## Entries supplied

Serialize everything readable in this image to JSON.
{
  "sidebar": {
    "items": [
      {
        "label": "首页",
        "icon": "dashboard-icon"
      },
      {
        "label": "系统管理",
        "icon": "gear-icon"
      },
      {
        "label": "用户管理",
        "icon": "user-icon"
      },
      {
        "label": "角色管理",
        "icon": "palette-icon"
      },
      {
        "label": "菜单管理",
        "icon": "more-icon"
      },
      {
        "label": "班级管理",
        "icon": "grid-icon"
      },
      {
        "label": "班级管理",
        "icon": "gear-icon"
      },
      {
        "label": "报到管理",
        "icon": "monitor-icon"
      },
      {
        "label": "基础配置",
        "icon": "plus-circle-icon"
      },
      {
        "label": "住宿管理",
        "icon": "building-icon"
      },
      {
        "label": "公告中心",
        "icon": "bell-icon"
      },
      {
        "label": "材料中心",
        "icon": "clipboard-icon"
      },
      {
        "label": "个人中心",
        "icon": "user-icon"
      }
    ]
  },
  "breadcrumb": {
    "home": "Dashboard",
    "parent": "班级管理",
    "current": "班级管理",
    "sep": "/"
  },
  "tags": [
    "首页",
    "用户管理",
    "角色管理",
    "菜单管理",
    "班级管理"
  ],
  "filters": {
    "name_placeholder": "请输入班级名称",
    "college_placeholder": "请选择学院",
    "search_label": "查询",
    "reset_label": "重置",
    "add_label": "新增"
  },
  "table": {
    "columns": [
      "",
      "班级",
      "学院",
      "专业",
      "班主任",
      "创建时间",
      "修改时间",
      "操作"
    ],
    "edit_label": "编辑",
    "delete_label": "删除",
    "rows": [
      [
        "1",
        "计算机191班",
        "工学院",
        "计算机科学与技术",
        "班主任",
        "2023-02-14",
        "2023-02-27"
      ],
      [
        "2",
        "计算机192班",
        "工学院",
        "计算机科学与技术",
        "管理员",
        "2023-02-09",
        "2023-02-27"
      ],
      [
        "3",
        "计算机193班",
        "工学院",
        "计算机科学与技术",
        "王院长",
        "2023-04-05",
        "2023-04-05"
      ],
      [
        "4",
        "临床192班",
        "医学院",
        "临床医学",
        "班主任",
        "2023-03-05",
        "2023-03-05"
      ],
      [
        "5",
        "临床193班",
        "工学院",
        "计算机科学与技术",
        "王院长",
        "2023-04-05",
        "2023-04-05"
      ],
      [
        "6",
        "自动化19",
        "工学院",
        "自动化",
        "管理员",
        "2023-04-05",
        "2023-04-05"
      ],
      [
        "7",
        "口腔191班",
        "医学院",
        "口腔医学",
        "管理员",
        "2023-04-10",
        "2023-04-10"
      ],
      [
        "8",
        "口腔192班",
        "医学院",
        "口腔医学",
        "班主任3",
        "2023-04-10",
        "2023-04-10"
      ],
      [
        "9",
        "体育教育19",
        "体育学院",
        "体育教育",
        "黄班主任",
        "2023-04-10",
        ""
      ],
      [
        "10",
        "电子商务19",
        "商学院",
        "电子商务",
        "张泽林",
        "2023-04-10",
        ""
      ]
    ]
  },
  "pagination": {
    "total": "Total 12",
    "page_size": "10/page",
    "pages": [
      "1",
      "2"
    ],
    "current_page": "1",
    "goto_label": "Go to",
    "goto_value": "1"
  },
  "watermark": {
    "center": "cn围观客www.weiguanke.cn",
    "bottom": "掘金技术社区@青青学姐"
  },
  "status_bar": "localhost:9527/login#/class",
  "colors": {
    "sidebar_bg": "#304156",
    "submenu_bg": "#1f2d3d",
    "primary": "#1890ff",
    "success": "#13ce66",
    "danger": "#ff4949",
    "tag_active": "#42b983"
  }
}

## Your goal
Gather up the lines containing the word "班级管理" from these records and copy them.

## Written response
        "label": "班级管理",
        "label": "班级管理",
    "parent": "班级管理",
    "current": "班级管理",
    "班级管理"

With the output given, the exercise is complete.